FILE – People hold signs during a memorial march to remember victims of overdose deaths in Vancouver on Saturday, August 15, 2020. THE CANADIAN PRESS/Darryl Dyck
B.C. to request federal exemption for simple drug possession

Announcement comes on 5-year anniversary of B.C.’s first public health emergency

(AP Photo/Matthias Schrader, FIle)
Rare blood clots ‘may be linked’ to AstraZeneca vaccines: Health Canada

One case of the adverse effect has been reported in Canada

Restaurant patrons enjoy the weather on a patio in Vancouver, B.C., Monday, April 5, 2021. The province has restricted indoor dining at all restaurants in B.C. due to a spike in COVID-19 numbers. THE CANADIAN PRESS/Jonathan Hayward
B.C.’s COVID-19 indoor dining, drinking ban extending into May

Restaurant association says patio rules to be clarified

Two men walk past a sign on Main Street in downtown Vancouver, B.C., Monday, April 5, 2021. THE CANADIAN PRESS/Jonathan Hayward
Calls for government transparency in COVID data continue as B.C.’s 3rd wave wears on

Social media, where both information and misinformation can spread like wildfire, has not helped

Two men were seen removing red dresses alongside the Island Highway in Oyster Bay. (Submitted photo)
Observers ‘gutted’ as pair filmed removing red dresses hung along B.C. highway
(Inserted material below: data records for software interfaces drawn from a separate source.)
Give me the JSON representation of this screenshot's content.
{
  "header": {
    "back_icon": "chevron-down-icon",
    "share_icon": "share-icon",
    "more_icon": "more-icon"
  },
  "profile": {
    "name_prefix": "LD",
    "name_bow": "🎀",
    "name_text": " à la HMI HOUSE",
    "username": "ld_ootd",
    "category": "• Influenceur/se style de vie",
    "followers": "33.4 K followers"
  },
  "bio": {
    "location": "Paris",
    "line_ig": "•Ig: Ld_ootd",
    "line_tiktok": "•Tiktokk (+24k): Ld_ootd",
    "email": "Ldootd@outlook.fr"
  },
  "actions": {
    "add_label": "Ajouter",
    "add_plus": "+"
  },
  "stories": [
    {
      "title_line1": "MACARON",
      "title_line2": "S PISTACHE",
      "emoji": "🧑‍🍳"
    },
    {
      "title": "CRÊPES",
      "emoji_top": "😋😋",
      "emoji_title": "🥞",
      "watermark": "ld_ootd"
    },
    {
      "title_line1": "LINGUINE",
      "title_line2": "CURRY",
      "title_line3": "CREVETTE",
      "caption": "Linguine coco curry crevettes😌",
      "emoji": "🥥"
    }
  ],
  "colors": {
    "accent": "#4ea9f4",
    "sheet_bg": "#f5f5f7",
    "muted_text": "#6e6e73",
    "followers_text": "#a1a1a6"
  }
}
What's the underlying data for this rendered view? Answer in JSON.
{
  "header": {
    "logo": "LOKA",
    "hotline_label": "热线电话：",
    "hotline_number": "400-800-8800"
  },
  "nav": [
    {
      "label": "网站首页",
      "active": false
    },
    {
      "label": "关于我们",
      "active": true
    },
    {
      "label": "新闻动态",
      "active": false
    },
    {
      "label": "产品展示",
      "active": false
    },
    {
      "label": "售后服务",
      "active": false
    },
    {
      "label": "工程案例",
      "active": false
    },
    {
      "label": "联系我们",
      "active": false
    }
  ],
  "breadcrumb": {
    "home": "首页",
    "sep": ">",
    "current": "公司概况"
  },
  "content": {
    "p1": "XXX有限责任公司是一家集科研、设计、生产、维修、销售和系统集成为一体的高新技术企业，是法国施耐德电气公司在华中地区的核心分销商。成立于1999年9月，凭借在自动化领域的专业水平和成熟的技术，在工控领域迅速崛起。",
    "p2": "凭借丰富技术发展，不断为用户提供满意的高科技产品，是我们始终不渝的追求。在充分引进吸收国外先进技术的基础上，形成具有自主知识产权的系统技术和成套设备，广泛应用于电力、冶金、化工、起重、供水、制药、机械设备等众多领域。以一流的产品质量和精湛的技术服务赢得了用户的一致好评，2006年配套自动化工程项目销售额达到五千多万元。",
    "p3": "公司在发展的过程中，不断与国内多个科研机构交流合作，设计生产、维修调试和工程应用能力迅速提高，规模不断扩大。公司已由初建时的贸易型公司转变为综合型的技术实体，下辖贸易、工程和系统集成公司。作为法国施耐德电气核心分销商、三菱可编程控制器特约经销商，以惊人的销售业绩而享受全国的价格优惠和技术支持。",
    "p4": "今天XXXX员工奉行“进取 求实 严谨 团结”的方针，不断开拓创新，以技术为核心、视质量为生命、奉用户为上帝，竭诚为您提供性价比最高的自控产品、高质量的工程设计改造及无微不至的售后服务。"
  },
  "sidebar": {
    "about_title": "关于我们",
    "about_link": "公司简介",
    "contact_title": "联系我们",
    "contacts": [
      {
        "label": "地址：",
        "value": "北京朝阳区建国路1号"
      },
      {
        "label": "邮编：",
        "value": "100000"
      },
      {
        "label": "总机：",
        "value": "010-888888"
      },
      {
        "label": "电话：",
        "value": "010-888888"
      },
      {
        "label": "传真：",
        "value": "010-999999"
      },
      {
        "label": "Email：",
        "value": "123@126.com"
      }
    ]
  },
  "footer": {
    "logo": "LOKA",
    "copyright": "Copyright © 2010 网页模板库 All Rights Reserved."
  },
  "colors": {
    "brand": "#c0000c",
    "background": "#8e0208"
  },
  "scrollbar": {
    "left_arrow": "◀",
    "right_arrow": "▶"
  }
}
Activists hung the dresses to raise awareness for Indigenous Murdered/Missing Women & Girls

A grey whale off the coast of Vancouver Island is being monitored by Canadian and U.S. researchers, as it has developed lesions after being tagged last year. To try and prevent systemic infection from developing, the team administered antibiotics to the whale on March 31 and April 1. (Photo from the NOAA Fisheries website)
Tagged grey whale off Vancouver Island given treatment after developing lesions

Canadian and U.S. whale experts administered antibiotics to the animal on March 31, April 1

Most Read